I'd been thinking of creating a new mascot for my illustration brand and spent months musing over possible visual representations of the magic, curiosity, and off-beat imagination of childhood. A lightbulb maybe? A paint brush or a crayon? An emancipated balloon or kite? A smiling sunshine quadrant beaming out of the corner of a page? What unleashes a child's imagination and opens the world up to them?
Then, one sleepless night, my ping-pong thoughts ricochetted off of a memory of my oldest kids when they were about 2- and 3-years-old. We bought a new vacuum that came in a box big enough to fit 4 of them. No toy or gift was ever so magical. They giggled and jumped and squealed and laid down in it, pretending to be asleep. They closed the flaps and called to me to come find them and then to turn it over on top of them and then to climb in with them and then to go away so that they could stretch the boundaries of their imagination along with the boundaries of their autonomy.
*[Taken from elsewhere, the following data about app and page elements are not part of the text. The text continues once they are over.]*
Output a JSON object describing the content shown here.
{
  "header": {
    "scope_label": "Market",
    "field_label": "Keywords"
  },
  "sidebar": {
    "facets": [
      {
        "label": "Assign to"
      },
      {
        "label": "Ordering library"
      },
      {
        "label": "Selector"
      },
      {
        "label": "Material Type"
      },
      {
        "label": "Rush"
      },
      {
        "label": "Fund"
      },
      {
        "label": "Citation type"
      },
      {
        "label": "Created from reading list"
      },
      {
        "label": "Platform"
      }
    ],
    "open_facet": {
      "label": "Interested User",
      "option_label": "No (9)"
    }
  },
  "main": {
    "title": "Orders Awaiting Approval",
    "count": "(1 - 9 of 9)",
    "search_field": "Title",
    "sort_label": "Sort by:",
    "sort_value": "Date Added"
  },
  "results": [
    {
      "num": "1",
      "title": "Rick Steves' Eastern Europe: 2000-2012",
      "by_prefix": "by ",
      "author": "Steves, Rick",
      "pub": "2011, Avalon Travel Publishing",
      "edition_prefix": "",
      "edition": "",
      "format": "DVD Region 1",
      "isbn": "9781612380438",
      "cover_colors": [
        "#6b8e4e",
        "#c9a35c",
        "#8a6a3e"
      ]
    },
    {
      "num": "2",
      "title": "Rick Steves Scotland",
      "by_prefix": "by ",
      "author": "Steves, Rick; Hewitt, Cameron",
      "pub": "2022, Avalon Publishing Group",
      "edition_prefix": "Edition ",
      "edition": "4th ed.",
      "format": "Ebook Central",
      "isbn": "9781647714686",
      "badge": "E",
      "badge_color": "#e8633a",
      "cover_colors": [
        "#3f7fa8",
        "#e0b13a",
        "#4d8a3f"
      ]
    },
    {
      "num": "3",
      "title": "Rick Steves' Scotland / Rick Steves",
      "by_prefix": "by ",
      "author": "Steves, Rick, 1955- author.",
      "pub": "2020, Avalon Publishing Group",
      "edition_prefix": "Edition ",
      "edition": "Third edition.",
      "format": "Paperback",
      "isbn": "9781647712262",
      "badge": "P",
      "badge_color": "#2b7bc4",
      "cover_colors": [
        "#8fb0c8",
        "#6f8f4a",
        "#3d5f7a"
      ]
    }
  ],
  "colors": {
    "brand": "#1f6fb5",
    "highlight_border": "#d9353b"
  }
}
No adults allowed. Then my thoughts ping-ponged back to my cousin's kids so pleased in their box universe. That was what I was looking for! Blocking out reality to create a new one. Climbing into a box.
My kids are much older now. We've had multiple unusual snow storms in TX this winter and my now tween and teenagers wanted to go sledding, but we are Texans and don't own snow gear, so we grabbed some metal cookie sheets and laundry baskets and headed for the hills. I'm no spring chicken, but there is still something fantastical about folding yourself up and climbing into a small space. I laughed out loud as I climbed into a laundry basket and rocked my tiny container side to side. I felt like I was 5 again and it was magical. (For the record, cookie sheets are much better sleds than laundry baskets.)
Last weekend my youngest turned 10. One of his presents came in a box the size of a small bathtub. He and my 12 year old argued over who had dibs on it until they realized my husband had already unwittingly put their treasure in the recycling. My boys love boxes. They love sitting in them together. They love building things with them. They love creating tiny furniture to put in them. Boxes are as good as currency in our household (and, thanks to Amazon, we are wealthy). They represent endless possibilities. An empty cardboard box (even used and dirty) quickens their heart rate and lights up their faces and their imaginations.
Something about shrinking our world seems to open it up. I love the phrase "think outside the box" and all that it communicates about creative thinking, but I would argue that, ironically, it could just as pointedly be said, “think like you’re inside the box.” As an adult envious of my kids' ability to tap into their imagination with ease, I wonder why we ever climbed out of the box in the first place. The possibilities were just as limitless inside of it.